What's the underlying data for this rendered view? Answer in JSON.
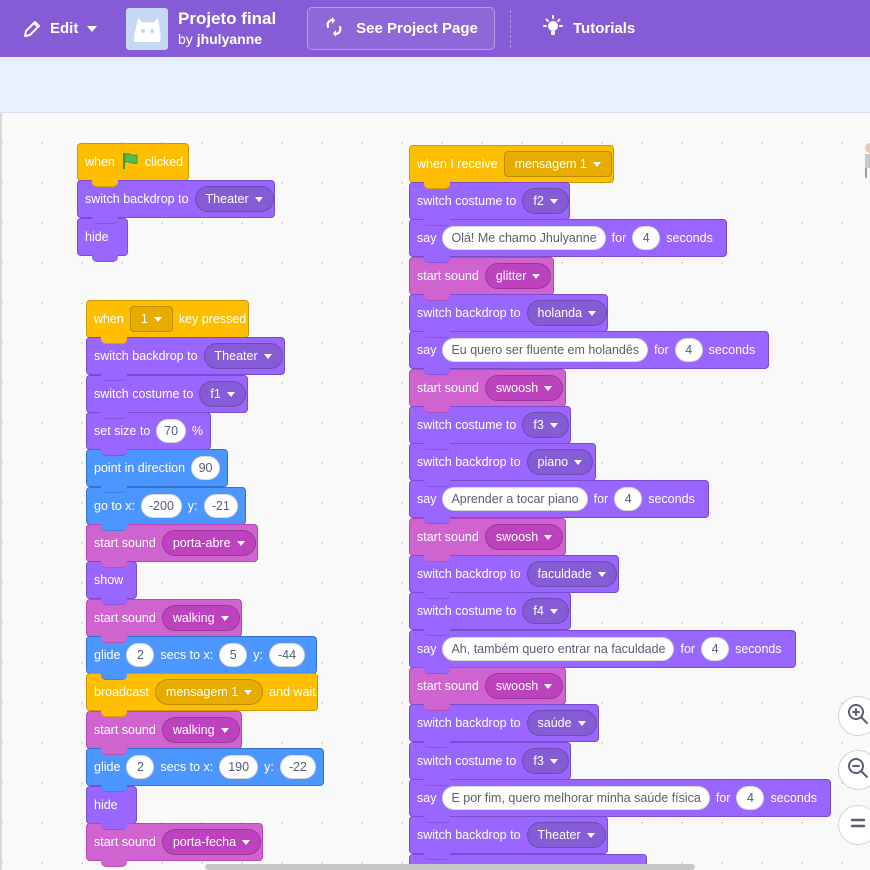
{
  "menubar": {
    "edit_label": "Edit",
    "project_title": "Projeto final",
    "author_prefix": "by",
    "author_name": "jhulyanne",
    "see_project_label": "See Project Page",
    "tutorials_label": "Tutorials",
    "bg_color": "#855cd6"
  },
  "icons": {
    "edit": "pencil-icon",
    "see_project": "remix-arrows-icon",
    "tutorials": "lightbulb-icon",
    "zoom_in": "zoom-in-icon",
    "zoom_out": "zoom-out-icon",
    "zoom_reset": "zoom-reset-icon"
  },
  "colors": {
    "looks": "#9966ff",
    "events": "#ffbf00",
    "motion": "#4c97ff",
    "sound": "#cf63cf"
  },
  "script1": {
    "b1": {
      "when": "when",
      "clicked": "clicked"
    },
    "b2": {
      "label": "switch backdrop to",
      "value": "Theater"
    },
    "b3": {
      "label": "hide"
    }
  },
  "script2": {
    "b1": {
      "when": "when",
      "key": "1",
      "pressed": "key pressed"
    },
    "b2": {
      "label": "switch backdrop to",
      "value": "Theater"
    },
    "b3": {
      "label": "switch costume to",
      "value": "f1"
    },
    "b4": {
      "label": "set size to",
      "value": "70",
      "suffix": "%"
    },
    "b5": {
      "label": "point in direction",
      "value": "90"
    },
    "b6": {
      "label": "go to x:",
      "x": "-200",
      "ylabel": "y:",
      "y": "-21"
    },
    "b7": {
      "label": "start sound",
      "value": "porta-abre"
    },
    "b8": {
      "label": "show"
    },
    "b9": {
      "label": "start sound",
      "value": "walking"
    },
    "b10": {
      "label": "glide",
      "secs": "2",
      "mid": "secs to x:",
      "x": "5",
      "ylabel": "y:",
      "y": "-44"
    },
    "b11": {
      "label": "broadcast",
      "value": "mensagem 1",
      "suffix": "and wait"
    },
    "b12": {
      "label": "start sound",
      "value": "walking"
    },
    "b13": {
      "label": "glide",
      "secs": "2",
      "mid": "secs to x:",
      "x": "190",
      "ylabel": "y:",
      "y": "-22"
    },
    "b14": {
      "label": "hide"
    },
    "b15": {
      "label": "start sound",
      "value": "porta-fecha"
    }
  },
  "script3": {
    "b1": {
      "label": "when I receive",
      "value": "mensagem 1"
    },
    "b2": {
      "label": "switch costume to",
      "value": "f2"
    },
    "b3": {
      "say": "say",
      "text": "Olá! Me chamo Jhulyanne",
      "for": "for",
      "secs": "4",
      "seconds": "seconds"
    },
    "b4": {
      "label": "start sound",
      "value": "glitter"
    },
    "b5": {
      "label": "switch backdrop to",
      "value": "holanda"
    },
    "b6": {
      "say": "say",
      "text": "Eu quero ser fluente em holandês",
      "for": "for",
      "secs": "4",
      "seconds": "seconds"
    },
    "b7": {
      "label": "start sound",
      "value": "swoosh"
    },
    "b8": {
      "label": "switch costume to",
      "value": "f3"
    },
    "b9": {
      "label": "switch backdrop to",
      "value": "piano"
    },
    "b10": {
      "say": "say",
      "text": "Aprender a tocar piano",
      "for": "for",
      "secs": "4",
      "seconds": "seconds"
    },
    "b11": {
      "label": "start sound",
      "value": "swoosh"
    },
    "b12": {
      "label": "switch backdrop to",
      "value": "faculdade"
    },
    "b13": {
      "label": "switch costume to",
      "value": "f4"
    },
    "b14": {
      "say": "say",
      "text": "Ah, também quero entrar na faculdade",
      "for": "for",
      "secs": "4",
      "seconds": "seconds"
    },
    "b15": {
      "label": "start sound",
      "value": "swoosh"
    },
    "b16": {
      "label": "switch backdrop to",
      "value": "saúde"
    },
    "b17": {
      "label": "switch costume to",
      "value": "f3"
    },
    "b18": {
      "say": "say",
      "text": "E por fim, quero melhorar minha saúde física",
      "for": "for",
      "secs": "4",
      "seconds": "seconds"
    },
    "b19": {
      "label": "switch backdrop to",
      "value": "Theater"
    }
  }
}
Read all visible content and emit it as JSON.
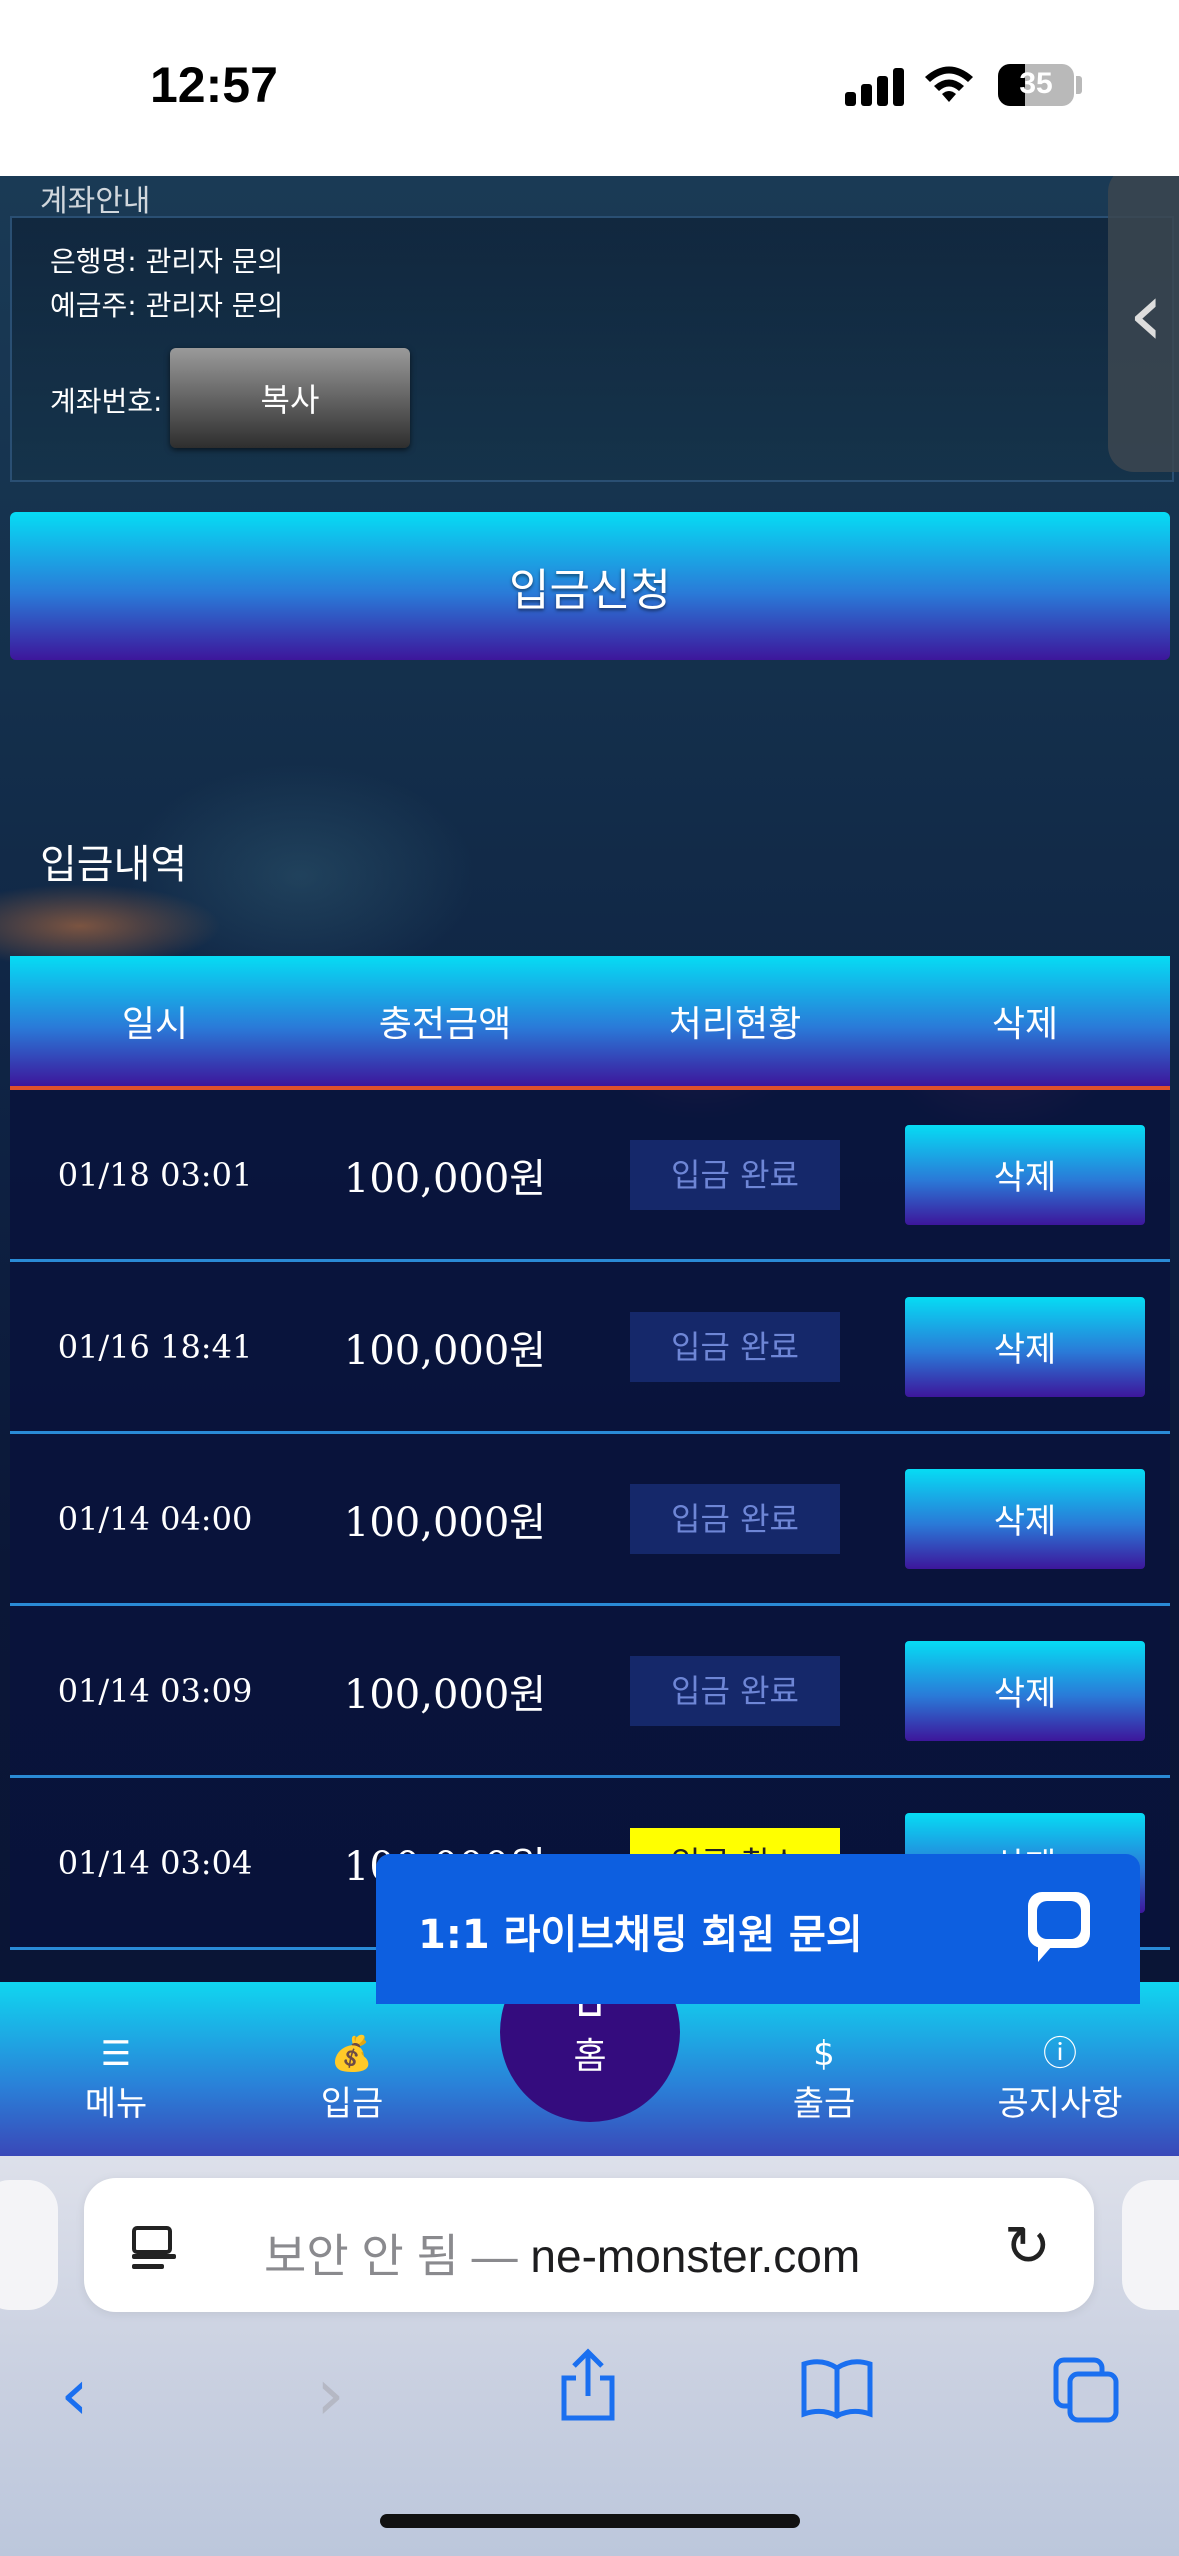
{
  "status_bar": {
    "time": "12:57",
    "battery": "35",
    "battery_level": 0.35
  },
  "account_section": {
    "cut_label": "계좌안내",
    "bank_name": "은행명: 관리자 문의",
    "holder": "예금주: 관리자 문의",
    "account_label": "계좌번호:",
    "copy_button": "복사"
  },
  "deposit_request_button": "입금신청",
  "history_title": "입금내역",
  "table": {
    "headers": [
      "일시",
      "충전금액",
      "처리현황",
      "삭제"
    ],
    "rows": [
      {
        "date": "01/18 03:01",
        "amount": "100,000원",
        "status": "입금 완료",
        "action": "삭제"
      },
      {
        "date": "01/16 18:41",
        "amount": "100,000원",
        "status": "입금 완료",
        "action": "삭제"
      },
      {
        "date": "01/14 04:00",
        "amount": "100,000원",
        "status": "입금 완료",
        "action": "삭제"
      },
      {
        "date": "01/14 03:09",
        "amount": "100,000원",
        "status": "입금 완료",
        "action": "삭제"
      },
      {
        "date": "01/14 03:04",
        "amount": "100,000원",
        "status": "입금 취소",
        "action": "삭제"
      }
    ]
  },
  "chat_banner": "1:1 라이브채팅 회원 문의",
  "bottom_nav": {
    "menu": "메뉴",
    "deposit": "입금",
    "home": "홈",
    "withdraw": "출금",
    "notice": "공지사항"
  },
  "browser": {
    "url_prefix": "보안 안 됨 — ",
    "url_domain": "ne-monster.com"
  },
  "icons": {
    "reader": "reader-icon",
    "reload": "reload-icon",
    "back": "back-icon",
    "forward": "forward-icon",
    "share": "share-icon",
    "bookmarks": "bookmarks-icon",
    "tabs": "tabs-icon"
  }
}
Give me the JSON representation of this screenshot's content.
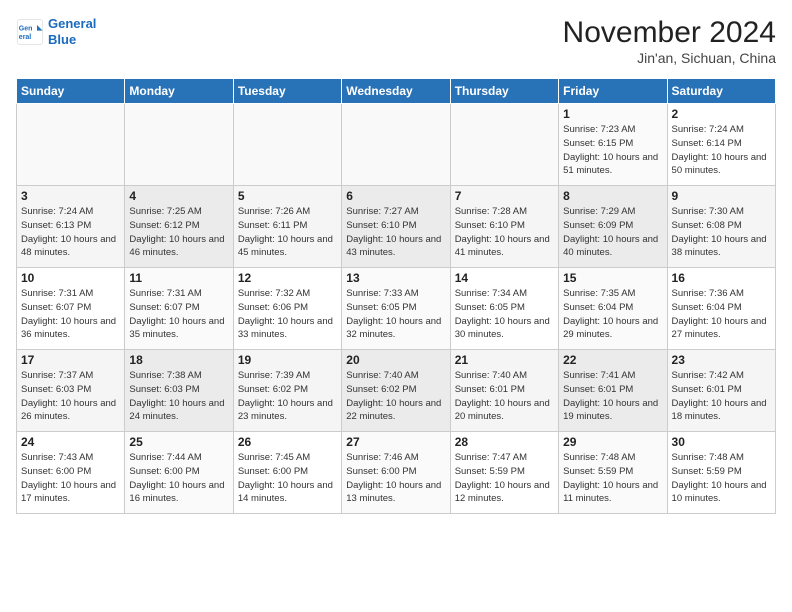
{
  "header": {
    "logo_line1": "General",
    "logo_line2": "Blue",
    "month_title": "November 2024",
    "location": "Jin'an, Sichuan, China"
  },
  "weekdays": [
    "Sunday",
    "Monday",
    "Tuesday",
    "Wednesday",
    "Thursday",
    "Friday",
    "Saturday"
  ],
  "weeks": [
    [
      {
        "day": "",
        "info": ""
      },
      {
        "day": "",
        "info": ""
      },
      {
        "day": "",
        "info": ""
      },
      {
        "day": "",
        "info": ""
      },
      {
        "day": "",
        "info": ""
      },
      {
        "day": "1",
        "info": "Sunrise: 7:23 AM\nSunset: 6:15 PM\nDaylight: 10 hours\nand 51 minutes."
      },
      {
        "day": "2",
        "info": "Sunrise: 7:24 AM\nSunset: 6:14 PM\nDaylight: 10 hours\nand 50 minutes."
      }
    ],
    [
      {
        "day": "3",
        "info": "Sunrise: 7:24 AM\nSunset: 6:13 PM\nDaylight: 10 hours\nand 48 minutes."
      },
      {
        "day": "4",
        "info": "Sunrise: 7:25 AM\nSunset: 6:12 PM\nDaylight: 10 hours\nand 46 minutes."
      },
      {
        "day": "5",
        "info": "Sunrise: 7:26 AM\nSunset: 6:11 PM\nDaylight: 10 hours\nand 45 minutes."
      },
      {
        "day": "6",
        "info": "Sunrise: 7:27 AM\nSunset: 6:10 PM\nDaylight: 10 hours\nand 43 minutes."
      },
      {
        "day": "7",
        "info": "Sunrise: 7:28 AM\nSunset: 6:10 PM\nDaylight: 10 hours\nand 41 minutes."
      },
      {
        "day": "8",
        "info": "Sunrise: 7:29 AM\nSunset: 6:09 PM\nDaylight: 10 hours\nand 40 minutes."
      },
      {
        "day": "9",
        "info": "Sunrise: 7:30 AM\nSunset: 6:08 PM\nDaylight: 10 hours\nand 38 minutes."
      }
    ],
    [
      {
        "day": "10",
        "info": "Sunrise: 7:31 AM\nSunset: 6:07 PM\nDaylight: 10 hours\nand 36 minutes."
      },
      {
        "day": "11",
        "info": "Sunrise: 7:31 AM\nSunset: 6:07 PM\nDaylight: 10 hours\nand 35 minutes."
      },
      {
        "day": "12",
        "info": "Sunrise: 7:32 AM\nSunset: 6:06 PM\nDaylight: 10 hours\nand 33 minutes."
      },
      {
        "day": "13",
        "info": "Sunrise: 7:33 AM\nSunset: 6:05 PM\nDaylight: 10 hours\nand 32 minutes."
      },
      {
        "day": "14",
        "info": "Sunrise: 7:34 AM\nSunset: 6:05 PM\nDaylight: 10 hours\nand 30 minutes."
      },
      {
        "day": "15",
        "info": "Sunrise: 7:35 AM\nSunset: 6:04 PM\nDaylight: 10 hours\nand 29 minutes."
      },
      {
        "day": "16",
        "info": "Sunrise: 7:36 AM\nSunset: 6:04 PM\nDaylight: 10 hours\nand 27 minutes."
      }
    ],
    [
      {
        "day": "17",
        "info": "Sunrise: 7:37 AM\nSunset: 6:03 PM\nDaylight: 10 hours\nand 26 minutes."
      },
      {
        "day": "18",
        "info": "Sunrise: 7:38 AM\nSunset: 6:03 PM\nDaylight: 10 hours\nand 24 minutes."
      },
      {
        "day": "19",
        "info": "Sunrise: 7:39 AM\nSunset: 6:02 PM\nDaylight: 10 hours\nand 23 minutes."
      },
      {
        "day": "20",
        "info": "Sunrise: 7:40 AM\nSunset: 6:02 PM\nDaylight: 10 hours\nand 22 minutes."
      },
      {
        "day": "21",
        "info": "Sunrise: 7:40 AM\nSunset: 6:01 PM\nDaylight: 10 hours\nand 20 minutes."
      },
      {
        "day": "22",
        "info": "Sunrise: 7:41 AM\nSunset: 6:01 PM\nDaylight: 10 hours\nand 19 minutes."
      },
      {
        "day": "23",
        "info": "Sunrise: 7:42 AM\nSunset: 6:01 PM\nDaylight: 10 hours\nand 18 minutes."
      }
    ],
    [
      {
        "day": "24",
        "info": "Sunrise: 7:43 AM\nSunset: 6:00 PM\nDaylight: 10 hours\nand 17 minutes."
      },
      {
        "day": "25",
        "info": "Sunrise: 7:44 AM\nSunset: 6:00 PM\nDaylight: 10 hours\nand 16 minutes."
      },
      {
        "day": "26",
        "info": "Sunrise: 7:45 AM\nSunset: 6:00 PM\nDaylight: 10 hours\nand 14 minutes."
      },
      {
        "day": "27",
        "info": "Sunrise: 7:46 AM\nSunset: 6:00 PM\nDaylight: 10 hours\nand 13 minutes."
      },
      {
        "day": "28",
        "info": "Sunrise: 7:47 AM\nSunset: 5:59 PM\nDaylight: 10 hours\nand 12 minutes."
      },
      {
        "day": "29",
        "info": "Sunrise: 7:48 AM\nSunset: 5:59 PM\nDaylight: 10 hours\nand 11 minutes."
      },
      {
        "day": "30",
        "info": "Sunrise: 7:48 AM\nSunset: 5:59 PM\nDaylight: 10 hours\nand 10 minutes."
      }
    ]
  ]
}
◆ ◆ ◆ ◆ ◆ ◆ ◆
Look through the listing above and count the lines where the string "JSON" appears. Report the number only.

3